  • The external switch ports connected to the hosts or other devices (such as the DHCP server) should be set as trunk or hybrid type and permit the specified VLANs.
  • Users can use VLAN with PVID (default 1) to communicate with any normal untagged traffic.

Enabling Default VLAN Network

Users can enable the VLAN network via Setting > VLAN and selecting a common physical NIC for the nodes as the default VLAN config .

It is recommended to choose a separate NIC for the VLAN other than the one used for the management network (i.e., harvester-mgmt) for better network performance and isolation.

  • Modifying the default VLAN network setting will not update the existing configured host network.
  • Harvester VLAN network supports bond interfaces, currently it can only be created automatically via PEX Boot Configuration. Users may also login to the node and create it manually.

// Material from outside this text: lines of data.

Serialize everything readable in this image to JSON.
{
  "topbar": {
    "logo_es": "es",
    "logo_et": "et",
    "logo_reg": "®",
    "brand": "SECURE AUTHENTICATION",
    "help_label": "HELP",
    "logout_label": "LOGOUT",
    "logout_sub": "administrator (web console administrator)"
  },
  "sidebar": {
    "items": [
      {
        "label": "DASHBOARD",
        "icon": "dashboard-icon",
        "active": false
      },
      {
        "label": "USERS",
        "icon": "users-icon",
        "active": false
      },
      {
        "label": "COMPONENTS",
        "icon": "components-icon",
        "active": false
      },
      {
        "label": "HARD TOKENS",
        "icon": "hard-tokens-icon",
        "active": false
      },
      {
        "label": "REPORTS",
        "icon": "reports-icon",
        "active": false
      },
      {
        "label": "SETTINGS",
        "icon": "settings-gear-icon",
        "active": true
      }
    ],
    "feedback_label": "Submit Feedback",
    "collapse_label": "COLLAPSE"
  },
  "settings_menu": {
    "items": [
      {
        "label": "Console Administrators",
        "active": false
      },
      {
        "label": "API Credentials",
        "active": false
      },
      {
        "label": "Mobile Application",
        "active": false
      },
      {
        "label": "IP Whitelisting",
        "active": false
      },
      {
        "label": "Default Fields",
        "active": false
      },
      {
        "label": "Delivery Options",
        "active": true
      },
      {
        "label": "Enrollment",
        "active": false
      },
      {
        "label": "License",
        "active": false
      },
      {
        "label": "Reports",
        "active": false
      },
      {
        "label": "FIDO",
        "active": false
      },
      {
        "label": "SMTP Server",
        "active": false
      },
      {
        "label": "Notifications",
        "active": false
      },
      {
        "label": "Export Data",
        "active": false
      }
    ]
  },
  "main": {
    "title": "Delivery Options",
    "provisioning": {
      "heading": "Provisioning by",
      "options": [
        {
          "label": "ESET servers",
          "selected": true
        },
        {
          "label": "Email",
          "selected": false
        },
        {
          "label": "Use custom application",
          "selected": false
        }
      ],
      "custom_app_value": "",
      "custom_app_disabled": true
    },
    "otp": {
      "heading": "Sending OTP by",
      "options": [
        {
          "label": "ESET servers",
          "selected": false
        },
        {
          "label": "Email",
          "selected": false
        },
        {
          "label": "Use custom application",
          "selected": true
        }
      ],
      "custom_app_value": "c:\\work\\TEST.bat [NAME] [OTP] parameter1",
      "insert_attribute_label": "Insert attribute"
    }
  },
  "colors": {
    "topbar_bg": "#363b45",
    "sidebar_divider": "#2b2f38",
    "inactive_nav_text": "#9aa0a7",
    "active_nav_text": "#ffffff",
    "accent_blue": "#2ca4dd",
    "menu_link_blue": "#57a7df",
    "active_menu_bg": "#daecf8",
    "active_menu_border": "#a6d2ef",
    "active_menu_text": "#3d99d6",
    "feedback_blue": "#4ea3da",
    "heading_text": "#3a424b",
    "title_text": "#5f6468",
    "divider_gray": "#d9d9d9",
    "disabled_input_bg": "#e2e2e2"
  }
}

Optional: Users can customize each node's VLAN network via the HOST > Network tab.

Create a VLAN Network

A new VLAN network can be created via the Advanced > Networks page and clicking the Create button.

  • Specify the name and VLAN ID that you want to create for the VLAN network.


Create a VM with VLAN Network

Users can now create a new VM using the above configured VLAN network,

  • Click the Create button on the Virtual Machines page.
  • Specify the required parameters and click the Networks tab.
  • Either configure the default network to be a VLAN network or select an additional network to add.

  • Only the first NIC will be enabled by default. Users can either choose to use a management network or a VLAN network.
  • You will need to select the Install guest agent option in the Advanced Options tab to get the VLAN network IP address from the Harvester UI.
  • Users can choose to add one or multiple network interface cards. Additional network interface card can be enabled by default via setting the cloud-init network data. E.g.,
version: 1
- type: physical
name: enp1s0 # name is varies upon OS image
- type: dhcp
- type: physical
name: enp2s0
- type: DHCP

For more detailed configs you may refer to the cloud-init network configs.

Configure DHCP servers on Networks

By default, the Harvester VLAN network would expect your router to provide a DHCP server that VMs can request and assign IP addresses automatically.

If you are running Harvester in a virtual environment that does not contain a DHCP server, you may consider deploying a DHCP server manually in a node or using a containerized method. Refer to this issue as an example.